London Corresponding Society, Halfpenny, 1795 (D&H Middlesex 286)
Obv: Four men standing. The fable of the bundle of sticks. Around the perimeter LONDON CORRESPONDING SOCIETY. The first L of LONDON touches the old man's robe.
Rev: A dove flying with an olive branch. Around the perimeter UNITED FOR A REFORM OF PARLIAMENT. Ex: * 1795 *
Edge: Milled (Atkins p. 91, 204; D&H Middlesex 286)
Near gem uncirculated with substantial original color. Rare, thus.

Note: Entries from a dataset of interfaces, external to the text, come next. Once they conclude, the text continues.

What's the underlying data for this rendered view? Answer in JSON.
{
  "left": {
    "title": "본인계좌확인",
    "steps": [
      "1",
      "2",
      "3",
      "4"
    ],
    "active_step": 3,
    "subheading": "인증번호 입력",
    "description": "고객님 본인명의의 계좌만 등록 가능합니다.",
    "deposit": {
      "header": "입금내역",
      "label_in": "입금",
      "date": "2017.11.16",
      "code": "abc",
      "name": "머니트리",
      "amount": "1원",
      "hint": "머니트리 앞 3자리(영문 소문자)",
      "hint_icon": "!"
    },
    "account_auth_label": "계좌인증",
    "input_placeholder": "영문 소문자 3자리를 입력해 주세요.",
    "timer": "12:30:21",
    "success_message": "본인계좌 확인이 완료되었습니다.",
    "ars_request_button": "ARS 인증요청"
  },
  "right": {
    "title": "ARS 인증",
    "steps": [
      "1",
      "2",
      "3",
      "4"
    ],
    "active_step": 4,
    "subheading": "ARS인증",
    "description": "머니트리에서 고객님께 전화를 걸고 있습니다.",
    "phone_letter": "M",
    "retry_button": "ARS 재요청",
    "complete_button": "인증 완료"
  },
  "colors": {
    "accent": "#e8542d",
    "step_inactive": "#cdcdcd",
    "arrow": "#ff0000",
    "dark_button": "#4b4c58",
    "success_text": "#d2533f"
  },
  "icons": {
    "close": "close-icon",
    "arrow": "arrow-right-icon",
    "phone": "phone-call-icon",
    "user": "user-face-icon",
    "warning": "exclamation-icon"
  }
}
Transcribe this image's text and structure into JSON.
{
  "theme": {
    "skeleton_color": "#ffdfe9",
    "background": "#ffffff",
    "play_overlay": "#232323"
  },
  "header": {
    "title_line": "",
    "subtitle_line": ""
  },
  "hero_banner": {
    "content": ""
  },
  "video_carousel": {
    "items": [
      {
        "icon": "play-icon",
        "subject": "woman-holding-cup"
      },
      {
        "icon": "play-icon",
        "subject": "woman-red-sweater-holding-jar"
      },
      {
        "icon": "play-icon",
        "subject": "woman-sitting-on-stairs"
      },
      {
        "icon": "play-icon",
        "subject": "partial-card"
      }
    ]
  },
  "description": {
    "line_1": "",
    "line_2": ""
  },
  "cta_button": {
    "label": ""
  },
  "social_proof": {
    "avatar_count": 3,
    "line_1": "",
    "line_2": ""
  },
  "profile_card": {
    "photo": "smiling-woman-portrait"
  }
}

The London Corresponding Society was founded on 25 January 1792 by John Frost (1750–1842), an attorney, and Thomas Hardy, a shoemaker. The principle aim of the Society was parliamentary reform, especially the expansion of the representation of working class people. As the Society expanded, the government took notice and it became deeply infiltrated by spies. In May 1794 the government took more action; some of the leaders were arrested and Hardy, John Thelwall and John Horne Tooke were tried for treason in October, but were acquitted. The government responded with the so-called Two Acts – an extension of the treason laws with the Treasonable Practices Act and also the repressive Seditious Meetings Act in 1795. More arrests followed and, in 1799, the Society itself was declared illegal under the Corresponding Societies Act, effectively ending the LCS.